Sojourner Truth was born Isabella Baumfree, around 1797 (although the actual date is unknown), on the estate of Colonel Johannes Hardenbaugh, in Ulster County, New York. Her father was James Baumfree, a captured man from what is today known as Ghana. Her mother was the daughter of two slaves from modern-day Guinea.
In 1806, after Hardenbaugh and his son, Charles, had both died, she was sold at the age of 9, with a flock of sheep for the price of $100. John Neely bought her. He was cruel and unkind and beat her regularly. Over the next couple of years, Sojourner Truth was bought and sold several times. Eventually she was purchased by John Dumont, who lived in West Park, New York. When she was about 18, Sojourner Truth fell in love with a neighboring slave, named Robert; however once his master found out, they were forbidden from seeing each other. In 1817 Dumont forced Truth to marry Thomas, an older slave, and they had three children together. New York put legislation in place to emancipate slaves by July 4, 1827. Dumont promised Truth that he would free her in 1826, but did not follow through. So she escaped, taking her infant daughter, Sophia, with her.
Life After Slavery
Truth escaped to New Paltz, New York, where she started work at Isaac Van Wagenen’s house. Dumont came after her and the Van Wagenens offered him $20 to pay for Isabella’s work until the anti-slavery laws went into effect, which he accepted. Shortly after the anti-slavery laws were enacted, Dumont sold her son illegally, to an owner in Alabama. Sojourner Truth sued him, successfully, and became the first black woman to win a case against a white man in the US court system. After recovering her son, Sojourner Truth moved to New York City with him, where she began work at Elijah Pierson’s home in 1829.
In 1843 Sojourner Truth converted to Methodism and changed her name from Isabella Baumfree to Sojourner Truth. It was at this time that she began to travel as an itinerant minister, preaching for the abolition of slavery. Truth’s involvement with the anti-slavery movement grew as she connected with different other key figures. In 1844 she became a part of the Northampton Association of Education and Industry. The organization was founded by abolitionists and its members lived together on 500 acres of land. It was here that Truth first met individuals such as Frederick Douglass, William Lloyd Garrison, and David Ruggles.
As time went on, Truth also became involved in the women’s rights movement and in 1851, she spoke at the Women’s Rights Convention that occurred in Akron, Ohio. Her speech was first published one month later in the Anti-Slavery Bugle. This version of the speech did not actually feature the question “Ain’t a Woman?” and it wasn’t until 12 years later that Frances Gage’s version of Truth’s speech captured the phrase “Ain’t I a Woman?” There’s some lack of certainty which version is truly Truth’s. However, it is known that Sojourner dictated her memoir to her friend, Olive Gilbert, and published that in 1850 as The Narrative of Sojourner Truth: A Northern Slave.

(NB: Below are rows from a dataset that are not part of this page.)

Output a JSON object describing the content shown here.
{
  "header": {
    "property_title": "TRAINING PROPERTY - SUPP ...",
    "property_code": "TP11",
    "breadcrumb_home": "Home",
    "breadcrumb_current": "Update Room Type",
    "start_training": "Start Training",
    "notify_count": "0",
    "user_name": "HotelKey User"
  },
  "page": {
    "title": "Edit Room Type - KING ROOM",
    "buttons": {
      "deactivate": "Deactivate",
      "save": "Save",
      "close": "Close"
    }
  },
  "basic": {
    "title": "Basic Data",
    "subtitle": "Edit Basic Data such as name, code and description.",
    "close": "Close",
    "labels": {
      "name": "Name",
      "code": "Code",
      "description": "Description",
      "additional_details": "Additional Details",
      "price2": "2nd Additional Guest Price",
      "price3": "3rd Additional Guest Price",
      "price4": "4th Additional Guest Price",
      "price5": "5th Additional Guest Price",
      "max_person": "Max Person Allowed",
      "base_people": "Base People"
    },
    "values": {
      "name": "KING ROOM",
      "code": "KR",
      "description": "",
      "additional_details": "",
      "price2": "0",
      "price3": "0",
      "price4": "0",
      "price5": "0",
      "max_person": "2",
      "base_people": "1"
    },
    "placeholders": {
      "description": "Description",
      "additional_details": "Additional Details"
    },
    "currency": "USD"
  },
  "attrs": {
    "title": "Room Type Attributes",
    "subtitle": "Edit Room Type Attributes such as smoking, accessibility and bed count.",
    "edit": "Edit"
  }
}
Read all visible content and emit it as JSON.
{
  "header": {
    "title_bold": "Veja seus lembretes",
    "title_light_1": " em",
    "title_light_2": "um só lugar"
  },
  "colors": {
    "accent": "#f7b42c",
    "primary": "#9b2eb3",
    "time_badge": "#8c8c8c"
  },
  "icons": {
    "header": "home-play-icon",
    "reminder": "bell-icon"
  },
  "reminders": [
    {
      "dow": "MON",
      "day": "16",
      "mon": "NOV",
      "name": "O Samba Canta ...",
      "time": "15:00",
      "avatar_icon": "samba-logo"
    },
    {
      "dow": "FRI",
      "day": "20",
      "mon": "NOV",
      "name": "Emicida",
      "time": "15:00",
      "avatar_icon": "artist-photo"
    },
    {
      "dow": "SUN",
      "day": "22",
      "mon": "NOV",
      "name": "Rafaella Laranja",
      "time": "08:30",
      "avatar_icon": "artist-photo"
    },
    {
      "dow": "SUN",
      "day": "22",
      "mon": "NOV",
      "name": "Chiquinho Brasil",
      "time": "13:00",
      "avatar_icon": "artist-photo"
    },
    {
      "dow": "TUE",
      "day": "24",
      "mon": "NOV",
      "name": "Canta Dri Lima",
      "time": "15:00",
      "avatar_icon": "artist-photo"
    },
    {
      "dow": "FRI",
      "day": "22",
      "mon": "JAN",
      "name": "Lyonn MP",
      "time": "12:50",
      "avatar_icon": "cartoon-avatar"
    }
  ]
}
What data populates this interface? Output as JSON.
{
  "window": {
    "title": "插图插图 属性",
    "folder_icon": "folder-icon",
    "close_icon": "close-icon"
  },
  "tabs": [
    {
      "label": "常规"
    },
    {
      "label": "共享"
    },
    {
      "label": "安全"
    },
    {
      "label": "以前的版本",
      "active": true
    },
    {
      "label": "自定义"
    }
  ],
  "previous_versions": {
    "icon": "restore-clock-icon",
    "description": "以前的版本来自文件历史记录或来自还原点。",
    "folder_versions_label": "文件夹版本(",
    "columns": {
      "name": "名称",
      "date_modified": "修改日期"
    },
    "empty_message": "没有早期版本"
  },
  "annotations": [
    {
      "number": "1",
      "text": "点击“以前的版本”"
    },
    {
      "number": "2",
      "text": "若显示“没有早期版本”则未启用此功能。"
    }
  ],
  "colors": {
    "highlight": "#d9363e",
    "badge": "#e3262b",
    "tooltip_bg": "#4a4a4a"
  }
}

Truth continued her tireless work for the abolition of slavery and equal rights for women as the years progressed. During the Civil War, she helped recruit black men to the Union troops. Even after Abraham Lincoln’s Emancipation Proclamation, she continued to work toward change. She pursued land grants from the federal government for former slaves, but was unsuccessful. Truth died at her home, in Battle Creek, Michigan, November 26, 1883. In 1970, the library at SUNY, New Paltz, was named The Sojourner Truth Library in honor of her. Truth’s legacy continues to live on today.